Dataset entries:

-----

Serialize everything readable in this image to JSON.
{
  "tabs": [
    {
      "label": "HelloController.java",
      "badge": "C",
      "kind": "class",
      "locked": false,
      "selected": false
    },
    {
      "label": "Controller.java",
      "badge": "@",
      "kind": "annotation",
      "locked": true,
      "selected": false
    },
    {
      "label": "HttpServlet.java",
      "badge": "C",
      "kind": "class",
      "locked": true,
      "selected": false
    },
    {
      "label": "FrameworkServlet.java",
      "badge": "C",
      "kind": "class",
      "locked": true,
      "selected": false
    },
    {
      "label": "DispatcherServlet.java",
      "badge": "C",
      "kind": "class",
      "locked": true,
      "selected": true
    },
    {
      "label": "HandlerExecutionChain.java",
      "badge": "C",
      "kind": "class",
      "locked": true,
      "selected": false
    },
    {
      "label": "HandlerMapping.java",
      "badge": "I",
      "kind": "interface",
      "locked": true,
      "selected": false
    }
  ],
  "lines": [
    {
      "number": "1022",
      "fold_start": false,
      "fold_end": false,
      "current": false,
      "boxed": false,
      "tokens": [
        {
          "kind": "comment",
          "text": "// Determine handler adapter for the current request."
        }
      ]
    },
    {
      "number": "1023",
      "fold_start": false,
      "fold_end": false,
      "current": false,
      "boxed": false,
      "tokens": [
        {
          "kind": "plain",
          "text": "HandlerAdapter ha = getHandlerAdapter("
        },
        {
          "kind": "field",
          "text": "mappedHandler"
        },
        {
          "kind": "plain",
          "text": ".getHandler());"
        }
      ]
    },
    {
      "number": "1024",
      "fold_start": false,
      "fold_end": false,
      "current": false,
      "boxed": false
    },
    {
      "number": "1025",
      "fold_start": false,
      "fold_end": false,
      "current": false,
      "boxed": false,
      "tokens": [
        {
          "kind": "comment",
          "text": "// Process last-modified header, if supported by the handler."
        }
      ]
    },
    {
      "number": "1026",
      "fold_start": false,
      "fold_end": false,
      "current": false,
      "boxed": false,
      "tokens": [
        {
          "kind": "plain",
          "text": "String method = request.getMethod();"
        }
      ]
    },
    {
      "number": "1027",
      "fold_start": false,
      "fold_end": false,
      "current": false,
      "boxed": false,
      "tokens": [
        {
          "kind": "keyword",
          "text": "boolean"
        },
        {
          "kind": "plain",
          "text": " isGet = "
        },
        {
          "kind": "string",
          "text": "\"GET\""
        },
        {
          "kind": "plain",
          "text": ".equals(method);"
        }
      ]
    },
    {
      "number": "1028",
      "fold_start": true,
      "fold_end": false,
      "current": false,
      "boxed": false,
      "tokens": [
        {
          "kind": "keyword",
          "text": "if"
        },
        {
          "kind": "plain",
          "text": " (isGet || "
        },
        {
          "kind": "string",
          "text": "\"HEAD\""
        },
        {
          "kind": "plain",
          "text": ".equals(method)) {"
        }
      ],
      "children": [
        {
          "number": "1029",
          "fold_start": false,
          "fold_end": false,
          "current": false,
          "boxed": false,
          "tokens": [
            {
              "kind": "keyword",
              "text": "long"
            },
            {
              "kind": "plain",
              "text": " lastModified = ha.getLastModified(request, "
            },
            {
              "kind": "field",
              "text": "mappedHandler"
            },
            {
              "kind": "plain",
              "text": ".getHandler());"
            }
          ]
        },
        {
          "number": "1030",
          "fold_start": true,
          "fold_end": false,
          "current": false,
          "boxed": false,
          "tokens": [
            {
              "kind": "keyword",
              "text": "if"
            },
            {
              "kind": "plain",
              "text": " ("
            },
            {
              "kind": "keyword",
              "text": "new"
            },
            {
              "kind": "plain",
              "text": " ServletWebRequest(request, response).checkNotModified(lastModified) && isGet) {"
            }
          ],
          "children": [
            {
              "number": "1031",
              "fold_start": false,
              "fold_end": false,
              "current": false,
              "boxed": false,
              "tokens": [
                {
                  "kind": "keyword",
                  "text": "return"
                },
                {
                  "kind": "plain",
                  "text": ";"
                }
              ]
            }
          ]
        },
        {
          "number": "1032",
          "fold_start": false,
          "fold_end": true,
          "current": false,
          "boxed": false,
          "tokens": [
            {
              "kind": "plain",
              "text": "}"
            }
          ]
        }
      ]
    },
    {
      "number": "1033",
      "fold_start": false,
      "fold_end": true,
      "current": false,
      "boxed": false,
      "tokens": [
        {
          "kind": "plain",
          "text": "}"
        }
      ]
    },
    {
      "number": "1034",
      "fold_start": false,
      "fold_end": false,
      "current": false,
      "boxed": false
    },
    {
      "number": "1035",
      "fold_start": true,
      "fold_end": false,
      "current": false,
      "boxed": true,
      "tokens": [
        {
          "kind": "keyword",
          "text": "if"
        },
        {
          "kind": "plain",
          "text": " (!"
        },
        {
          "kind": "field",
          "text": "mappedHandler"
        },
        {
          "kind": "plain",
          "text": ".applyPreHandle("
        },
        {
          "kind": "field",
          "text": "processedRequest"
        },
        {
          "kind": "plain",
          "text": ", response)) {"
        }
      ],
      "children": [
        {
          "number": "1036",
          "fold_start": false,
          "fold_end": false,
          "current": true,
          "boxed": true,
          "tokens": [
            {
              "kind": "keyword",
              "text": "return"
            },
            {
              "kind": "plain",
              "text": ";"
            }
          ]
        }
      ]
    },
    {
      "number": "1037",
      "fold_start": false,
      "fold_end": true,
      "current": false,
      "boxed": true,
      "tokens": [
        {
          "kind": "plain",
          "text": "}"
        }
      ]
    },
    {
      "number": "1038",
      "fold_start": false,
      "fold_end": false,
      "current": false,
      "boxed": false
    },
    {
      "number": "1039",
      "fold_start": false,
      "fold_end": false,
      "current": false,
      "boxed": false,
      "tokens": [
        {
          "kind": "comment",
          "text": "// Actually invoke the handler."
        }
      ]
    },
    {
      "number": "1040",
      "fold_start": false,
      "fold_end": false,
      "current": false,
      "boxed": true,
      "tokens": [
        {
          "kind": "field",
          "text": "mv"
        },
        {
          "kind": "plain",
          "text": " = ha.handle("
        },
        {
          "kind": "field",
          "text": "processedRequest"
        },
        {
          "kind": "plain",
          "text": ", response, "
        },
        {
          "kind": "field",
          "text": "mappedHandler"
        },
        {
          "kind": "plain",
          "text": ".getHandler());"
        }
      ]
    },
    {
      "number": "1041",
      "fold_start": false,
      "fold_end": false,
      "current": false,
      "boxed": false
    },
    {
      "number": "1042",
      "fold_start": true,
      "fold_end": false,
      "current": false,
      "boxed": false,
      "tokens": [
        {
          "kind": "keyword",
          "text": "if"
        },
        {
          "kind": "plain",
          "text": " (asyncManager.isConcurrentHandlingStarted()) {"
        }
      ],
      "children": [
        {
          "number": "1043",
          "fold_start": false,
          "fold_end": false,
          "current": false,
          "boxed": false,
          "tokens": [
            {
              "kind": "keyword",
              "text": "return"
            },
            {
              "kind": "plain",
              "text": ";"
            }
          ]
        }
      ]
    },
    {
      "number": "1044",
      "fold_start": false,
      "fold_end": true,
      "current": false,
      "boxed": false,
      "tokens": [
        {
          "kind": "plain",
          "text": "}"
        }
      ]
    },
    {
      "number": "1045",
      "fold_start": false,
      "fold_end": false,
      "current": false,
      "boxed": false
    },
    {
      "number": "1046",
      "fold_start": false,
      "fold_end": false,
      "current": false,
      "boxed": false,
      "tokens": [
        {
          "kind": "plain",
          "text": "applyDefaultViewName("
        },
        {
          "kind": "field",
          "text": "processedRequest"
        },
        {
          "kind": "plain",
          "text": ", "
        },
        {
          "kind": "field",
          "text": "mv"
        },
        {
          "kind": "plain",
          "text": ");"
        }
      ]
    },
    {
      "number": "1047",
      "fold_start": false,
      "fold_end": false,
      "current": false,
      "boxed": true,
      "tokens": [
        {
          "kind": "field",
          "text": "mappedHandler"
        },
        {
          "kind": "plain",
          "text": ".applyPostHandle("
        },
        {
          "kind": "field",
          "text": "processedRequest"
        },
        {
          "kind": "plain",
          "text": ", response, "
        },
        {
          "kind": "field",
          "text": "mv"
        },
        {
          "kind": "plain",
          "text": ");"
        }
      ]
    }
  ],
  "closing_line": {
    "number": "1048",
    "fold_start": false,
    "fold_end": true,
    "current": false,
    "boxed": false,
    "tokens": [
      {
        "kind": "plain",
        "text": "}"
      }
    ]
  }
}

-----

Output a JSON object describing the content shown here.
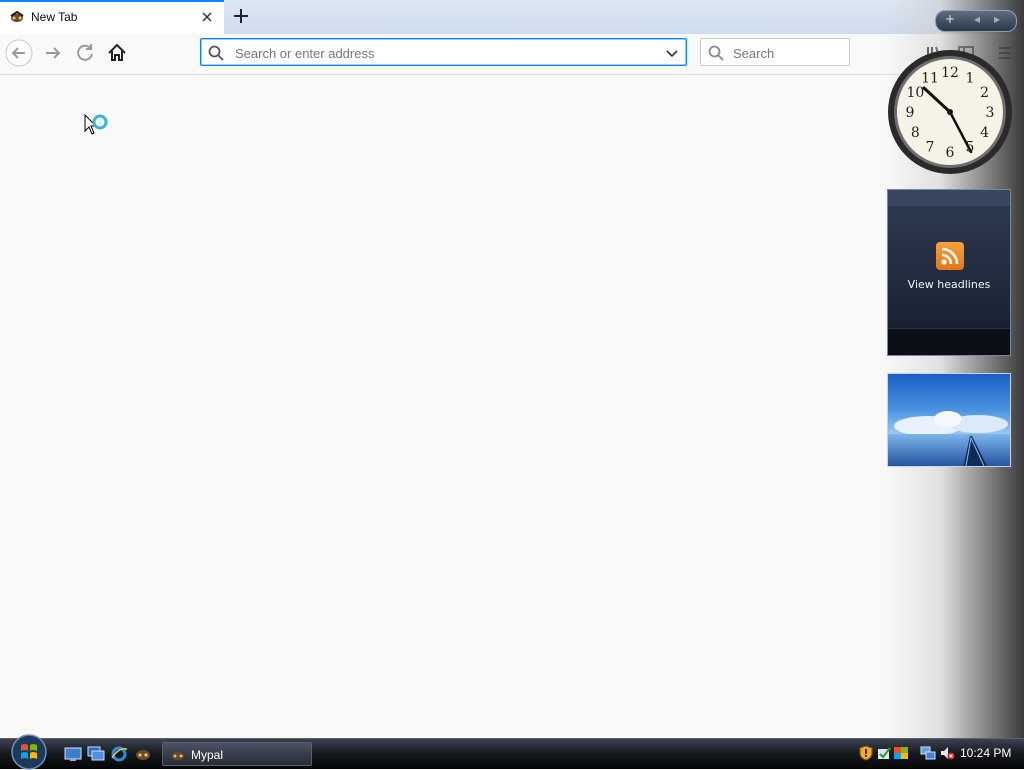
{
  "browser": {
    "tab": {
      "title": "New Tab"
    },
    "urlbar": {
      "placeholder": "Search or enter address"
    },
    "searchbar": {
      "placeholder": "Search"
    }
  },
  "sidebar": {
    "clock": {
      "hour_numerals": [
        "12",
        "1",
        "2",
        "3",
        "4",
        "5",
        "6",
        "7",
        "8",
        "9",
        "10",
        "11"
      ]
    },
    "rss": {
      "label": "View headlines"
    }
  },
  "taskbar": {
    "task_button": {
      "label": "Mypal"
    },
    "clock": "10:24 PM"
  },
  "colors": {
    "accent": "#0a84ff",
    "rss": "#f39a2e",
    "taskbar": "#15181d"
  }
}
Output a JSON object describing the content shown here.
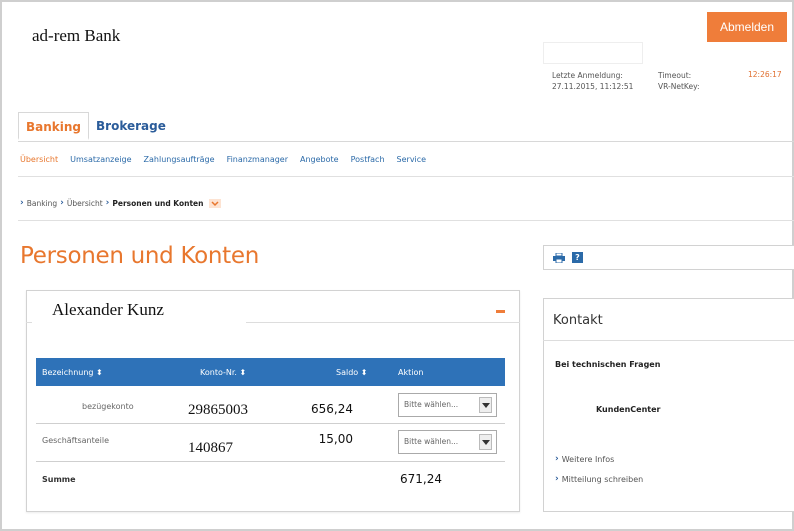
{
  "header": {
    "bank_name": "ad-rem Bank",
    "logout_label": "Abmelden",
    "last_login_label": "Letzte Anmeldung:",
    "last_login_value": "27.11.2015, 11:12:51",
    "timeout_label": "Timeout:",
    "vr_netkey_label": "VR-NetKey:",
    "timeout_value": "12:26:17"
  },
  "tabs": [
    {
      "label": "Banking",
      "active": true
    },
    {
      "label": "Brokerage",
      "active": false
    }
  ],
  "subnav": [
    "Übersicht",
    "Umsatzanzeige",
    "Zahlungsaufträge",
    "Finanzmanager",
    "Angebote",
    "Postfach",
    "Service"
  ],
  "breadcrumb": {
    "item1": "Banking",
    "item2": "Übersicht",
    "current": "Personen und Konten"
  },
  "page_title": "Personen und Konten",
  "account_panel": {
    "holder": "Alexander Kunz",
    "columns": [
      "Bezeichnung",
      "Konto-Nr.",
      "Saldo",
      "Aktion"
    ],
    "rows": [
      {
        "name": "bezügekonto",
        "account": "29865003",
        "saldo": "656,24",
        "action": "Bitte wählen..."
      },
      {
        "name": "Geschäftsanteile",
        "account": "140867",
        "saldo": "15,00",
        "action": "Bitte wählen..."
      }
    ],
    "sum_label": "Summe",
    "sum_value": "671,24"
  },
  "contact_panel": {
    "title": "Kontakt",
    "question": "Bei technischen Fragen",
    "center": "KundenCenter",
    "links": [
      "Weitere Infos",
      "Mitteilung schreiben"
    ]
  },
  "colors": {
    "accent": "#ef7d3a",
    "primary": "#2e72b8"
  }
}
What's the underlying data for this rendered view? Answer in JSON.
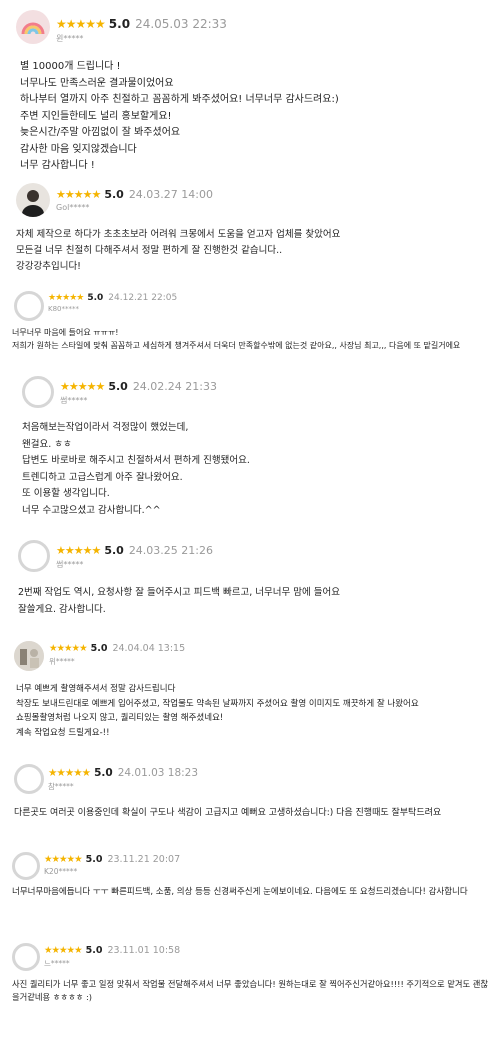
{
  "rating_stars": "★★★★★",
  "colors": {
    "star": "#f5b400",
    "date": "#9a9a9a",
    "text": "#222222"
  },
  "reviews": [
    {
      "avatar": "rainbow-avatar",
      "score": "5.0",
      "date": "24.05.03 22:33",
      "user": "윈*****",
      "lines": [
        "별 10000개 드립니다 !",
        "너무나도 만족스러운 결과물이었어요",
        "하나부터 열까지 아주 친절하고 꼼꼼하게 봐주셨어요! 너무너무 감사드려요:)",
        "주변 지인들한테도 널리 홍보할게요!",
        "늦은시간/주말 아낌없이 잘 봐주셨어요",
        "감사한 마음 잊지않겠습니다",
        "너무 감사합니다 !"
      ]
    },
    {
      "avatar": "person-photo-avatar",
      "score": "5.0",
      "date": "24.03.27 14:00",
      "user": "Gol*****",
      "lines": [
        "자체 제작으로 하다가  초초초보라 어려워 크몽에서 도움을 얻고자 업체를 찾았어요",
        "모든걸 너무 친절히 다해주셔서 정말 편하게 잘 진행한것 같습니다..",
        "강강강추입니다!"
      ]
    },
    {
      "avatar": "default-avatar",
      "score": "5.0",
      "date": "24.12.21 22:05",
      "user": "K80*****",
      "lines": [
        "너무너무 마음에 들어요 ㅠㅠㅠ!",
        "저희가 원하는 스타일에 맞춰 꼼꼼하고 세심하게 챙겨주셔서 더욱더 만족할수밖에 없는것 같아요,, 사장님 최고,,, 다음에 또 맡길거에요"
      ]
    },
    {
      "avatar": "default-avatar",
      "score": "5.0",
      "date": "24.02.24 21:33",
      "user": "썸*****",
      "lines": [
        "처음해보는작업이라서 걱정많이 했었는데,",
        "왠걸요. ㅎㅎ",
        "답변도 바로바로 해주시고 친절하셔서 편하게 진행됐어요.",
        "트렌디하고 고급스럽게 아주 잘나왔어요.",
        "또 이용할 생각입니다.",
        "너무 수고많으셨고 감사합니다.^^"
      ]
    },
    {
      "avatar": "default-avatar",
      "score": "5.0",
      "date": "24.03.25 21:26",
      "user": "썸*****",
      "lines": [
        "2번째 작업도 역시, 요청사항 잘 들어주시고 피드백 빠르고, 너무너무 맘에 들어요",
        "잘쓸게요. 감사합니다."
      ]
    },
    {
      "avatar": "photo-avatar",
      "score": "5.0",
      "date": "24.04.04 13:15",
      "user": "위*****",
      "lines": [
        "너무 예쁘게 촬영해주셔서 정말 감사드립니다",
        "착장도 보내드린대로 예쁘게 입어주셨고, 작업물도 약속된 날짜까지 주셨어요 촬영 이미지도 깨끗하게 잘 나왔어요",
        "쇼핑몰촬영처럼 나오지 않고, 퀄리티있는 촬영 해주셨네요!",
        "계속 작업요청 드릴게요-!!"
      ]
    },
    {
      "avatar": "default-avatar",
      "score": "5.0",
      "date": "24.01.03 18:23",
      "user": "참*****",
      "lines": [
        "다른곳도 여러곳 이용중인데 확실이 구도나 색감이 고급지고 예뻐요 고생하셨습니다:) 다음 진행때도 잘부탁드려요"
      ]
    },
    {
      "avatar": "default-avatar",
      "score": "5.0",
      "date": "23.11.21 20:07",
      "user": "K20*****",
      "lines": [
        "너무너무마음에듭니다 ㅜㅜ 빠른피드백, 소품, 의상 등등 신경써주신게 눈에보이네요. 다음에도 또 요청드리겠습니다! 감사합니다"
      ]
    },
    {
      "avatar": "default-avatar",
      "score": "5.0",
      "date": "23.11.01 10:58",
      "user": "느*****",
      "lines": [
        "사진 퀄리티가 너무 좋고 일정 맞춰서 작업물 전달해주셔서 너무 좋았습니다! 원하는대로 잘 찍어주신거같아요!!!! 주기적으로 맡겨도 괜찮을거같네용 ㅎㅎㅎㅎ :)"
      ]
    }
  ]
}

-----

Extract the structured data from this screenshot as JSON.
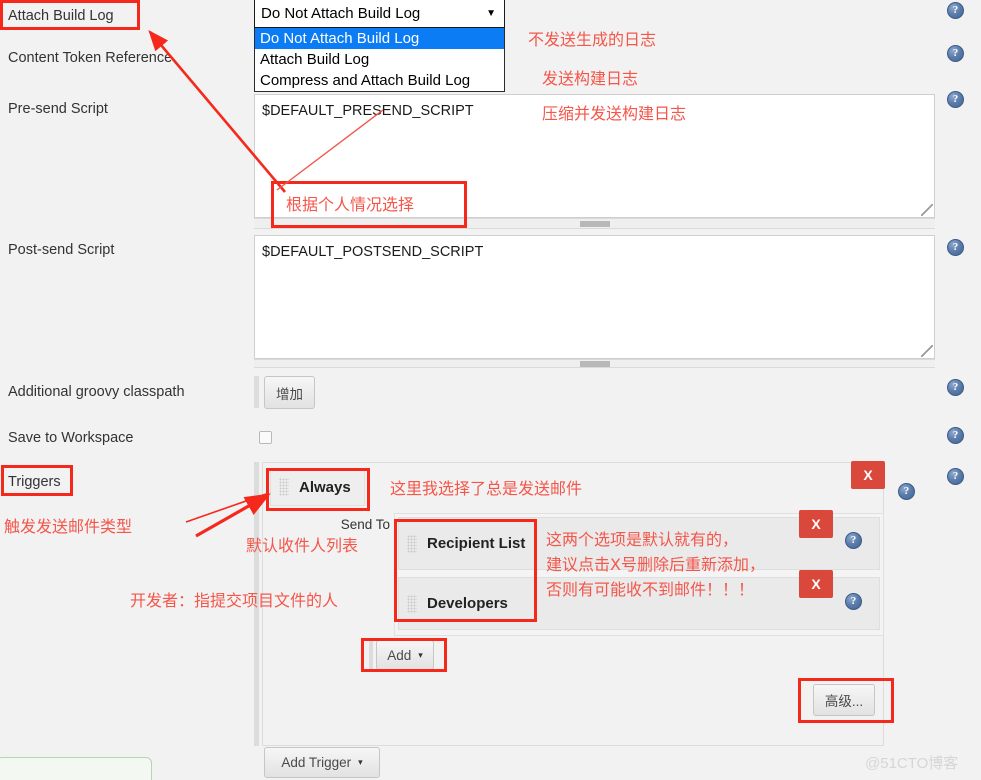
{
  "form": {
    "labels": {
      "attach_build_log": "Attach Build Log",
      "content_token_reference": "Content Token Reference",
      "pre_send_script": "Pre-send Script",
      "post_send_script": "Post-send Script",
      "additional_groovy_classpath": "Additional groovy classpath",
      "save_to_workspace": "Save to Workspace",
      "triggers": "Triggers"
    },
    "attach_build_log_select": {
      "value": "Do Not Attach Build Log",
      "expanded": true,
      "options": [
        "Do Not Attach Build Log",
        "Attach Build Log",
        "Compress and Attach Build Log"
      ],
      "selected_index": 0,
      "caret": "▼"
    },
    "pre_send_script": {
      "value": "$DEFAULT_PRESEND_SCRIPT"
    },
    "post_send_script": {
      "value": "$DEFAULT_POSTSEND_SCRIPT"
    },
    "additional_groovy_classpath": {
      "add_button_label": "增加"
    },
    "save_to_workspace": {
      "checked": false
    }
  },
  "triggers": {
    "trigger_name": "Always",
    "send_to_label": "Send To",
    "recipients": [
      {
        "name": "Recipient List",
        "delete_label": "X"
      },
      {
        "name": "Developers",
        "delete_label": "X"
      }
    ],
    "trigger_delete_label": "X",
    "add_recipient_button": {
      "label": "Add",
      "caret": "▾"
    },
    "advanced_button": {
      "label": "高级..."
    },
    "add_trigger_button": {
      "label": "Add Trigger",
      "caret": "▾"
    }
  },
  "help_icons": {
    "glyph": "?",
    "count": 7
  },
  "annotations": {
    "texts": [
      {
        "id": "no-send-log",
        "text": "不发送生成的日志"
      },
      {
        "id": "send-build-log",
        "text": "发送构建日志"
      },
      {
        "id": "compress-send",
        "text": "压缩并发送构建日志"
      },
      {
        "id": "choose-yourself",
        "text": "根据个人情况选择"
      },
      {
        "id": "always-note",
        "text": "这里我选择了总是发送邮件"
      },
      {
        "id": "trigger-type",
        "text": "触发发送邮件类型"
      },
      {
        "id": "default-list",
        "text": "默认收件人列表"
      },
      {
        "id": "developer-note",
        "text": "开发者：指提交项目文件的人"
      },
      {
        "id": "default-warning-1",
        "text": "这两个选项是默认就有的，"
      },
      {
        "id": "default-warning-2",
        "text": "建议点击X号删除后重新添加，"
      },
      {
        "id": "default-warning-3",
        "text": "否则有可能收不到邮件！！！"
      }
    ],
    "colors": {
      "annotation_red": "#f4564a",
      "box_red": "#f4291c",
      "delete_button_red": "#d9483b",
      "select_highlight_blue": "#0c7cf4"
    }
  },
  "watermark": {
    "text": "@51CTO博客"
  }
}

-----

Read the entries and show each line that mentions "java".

      "label": "HelloController.java",
      "label": "Controller.java",
      "label": "HttpServlet.java",
      "label": "FrameworkServlet.java",
      "label": "DispatcherServlet.java",
      "label": "HandlerExecutionChain.java",
      "label": "HandlerMapping.java",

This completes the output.